- [Activity] From the entries below, gather each line containing the word "visits".
%%
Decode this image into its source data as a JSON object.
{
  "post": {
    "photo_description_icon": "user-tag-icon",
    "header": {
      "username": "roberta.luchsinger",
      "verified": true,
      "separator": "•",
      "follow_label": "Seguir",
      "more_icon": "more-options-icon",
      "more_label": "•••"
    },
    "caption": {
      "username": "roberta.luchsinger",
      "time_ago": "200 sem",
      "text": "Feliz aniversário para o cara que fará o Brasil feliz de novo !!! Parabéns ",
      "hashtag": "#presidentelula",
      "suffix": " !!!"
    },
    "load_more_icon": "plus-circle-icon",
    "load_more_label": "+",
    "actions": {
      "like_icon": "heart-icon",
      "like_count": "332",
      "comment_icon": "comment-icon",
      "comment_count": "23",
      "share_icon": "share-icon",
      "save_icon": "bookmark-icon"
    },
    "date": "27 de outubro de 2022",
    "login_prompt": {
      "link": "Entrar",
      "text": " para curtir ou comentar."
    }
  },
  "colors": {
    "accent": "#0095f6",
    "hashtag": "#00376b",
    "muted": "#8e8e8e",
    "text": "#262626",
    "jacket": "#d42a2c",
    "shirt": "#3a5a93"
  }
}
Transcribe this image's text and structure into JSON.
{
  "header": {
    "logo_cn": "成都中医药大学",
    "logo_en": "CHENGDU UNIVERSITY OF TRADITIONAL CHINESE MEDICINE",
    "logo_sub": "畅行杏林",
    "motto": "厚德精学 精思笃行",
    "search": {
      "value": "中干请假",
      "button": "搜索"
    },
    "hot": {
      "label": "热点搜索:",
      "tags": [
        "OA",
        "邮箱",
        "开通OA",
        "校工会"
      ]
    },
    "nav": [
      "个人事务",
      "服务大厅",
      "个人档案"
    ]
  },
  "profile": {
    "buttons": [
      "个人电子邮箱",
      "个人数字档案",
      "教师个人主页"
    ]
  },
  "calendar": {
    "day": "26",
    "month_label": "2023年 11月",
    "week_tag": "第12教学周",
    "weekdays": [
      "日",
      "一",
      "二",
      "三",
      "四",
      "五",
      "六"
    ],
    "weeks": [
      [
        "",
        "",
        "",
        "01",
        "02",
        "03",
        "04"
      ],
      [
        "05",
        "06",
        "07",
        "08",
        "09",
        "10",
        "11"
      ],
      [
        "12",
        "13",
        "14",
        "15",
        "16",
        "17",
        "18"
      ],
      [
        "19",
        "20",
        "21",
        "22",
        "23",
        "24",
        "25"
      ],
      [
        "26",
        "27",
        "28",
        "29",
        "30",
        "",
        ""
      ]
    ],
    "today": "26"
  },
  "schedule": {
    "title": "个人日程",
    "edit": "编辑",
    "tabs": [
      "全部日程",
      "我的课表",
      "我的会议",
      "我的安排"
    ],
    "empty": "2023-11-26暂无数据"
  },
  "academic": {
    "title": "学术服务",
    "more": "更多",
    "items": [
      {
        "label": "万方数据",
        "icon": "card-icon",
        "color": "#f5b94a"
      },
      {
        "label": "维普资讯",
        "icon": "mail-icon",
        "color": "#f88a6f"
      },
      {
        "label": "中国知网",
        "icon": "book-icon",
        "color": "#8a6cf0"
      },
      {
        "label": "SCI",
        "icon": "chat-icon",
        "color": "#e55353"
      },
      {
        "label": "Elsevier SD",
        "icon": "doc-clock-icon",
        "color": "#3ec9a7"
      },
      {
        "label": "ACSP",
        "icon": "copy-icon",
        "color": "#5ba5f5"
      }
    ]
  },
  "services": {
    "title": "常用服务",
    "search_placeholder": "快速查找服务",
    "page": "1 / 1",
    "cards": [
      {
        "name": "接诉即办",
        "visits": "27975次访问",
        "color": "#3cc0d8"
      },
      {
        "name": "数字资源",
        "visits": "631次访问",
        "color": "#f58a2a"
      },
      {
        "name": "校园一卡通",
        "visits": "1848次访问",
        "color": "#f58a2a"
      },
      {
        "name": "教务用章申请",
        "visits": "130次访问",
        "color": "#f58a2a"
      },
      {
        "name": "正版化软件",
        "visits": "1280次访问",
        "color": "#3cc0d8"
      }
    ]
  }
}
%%
- [Solution to the exercise]
        "visits": "27975次访问",
        "visits": "631次访问",
        "visits": "1848次访问",
        "visits": "130次访问",
        "visits": "1280次访问",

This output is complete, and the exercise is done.